Exercise inputs:
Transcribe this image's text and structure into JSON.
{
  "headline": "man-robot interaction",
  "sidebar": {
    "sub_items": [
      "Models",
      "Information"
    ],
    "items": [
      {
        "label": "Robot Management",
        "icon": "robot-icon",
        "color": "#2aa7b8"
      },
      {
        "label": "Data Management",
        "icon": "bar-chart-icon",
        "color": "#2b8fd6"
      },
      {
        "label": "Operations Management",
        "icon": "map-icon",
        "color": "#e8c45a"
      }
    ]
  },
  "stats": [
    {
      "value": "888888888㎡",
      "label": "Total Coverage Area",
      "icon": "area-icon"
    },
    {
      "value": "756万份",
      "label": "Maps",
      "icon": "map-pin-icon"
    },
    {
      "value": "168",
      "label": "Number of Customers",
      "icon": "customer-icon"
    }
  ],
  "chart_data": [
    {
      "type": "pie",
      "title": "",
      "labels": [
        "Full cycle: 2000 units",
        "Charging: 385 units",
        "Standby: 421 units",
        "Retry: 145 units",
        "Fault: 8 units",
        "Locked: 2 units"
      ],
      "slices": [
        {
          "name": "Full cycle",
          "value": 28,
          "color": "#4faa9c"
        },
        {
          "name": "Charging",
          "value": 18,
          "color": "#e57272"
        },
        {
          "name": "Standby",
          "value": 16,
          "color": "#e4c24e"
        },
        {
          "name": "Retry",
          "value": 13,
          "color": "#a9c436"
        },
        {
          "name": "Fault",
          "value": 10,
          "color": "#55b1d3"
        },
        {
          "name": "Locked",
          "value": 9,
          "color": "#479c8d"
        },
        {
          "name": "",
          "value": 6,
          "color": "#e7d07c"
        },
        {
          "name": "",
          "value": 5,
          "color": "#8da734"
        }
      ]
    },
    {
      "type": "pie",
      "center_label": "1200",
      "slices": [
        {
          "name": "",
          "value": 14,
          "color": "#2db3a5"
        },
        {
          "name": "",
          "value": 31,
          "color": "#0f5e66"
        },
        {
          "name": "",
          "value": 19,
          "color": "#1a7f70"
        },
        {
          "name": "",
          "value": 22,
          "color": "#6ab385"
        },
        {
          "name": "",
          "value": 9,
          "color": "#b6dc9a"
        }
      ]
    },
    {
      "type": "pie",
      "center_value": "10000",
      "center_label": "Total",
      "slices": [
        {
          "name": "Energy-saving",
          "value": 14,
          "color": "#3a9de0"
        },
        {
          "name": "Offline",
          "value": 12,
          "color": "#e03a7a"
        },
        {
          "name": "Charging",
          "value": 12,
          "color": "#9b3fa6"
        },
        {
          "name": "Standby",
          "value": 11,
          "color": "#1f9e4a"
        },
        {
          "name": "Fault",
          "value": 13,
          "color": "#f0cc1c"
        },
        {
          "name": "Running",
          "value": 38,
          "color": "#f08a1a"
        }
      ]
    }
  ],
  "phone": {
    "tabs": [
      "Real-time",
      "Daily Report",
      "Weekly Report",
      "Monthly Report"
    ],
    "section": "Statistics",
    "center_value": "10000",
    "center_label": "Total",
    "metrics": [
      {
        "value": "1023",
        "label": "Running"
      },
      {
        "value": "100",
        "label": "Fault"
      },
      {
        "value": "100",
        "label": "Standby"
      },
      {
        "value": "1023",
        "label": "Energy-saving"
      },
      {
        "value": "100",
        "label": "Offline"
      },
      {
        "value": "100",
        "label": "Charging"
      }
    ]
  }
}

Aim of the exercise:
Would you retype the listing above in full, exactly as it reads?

Answer:
Transcribe this image's text and structure into JSON.
{
  "headline": "man-robot interaction",
  "sidebar": {
    "sub_items": [
      "Models",
      "Information"
    ],
    "items": [
      {
        "label": "Robot Management",
        "icon": "robot-icon",
        "color": "#2aa7b8"
      },
      {
        "label": "Data Management",
        "icon": "bar-chart-icon",
        "color": "#2b8fd6"
      },
      {
        "label": "Operations Management",
        "icon": "map-icon",
        "color": "#e8c45a"
      }
    ]
  },
  "stats": [
    {
      "value": "888888888㎡",
      "label": "Total Coverage Area",
      "icon": "area-icon"
    },
    {
      "value": "756万份",
      "label": "Maps",
      "icon": "map-pin-icon"
    },
    {
      "value": "168",
      "label": "Number of Customers",
      "icon": "customer-icon"
    }
  ],
  "chart_data": [
    {
      "type": "pie",
      "title": "",
      "labels": [
        "Full cycle: 2000 units",
        "Charging: 385 units",
        "Standby: 421 units",
        "Retry: 145 units",
        "Fault: 8 units",
        "Locked: 2 units"
      ],
      "slices": [
        {
          "name": "Full cycle",
          "value": 28,
          "color": "#4faa9c"
        },
        {
          "name": "Charging",
          "value": 18,
          "color": "#e57272"
        },
        {
          "name": "Standby",
          "value": 16,
          "color": "#e4c24e"
        },
        {
          "name": "Retry",
          "value": 13,
          "color": "#a9c436"
        },
        {
          "name": "Fault",
          "value": 10,
          "color": "#55b1d3"
        },
        {
          "name": "Locked",
          "value": 9,
          "color": "#479c8d"
        },
        {
          "name": "",
          "value": 6,
          "color": "#e7d07c"
        },
        {
          "name": "",
          "value": 5,
          "color": "#8da734"
        }
      ]
    },
    {
      "type": "pie",
      "center_label": "1200",
      "slices": [
        {
          "name": "",
          "value": 14,
          "color": "#2db3a5"
        },
        {
          "name": "",
          "value": 31,
          "color": "#0f5e66"
        },
        {
          "name": "",
          "value": 19,
          "color": "#1a7f70"
        },
        {
          "name": "",
          "value": 22,
          "color": "#6ab385"
        },
        {
          "name": "",
          "value": 9,
          "color": "#b6dc9a"
        }
      ]
    },
    {
      "type": "pie",
      "center_value": "10000",
      "center_label": "Total",
      "slices": [
        {
          "name": "Energy-saving",
          "value": 14,
          "color": "#3a9de0"
        },
        {
          "name": "Offline",
          "value": 12,
          "color": "#e03a7a"
        },
        {
          "name": "Charging",
          "value": 12,
          "color": "#9b3fa6"
        },
        {
          "name": "Standby",
          "value": 11,
          "color": "#1f9e4a"
        },
        {
          "name": "Fault",
          "value": 13,
          "color": "#f0cc1c"
        },
        {
          "name": "Running",
          "value": 38,
          "color": "#f08a1a"
        }
      ]
    }
  ],
  "phone": {
    "tabs": [
      "Real-time",
      "Daily Report",
      "Weekly Report",
      "Monthly Report"
    ],
    "section": "Statistics",
    "center_value": "10000",
    "center_label": "Total",
    "metrics": [
      {
        "value": "1023",
        "label": "Running"
      },
      {
        "value": "100",
        "label": "Fault"
      },
      {
        "value": "100",
        "label": "Standby"
      },
      {
        "value": "1023",
        "label": "Energy-saving"
      },
      {
        "value": "100",
        "label": "Offline"
      },
      {
        "value": "100",
        "label": "Charging"
      }
    ]
  }
}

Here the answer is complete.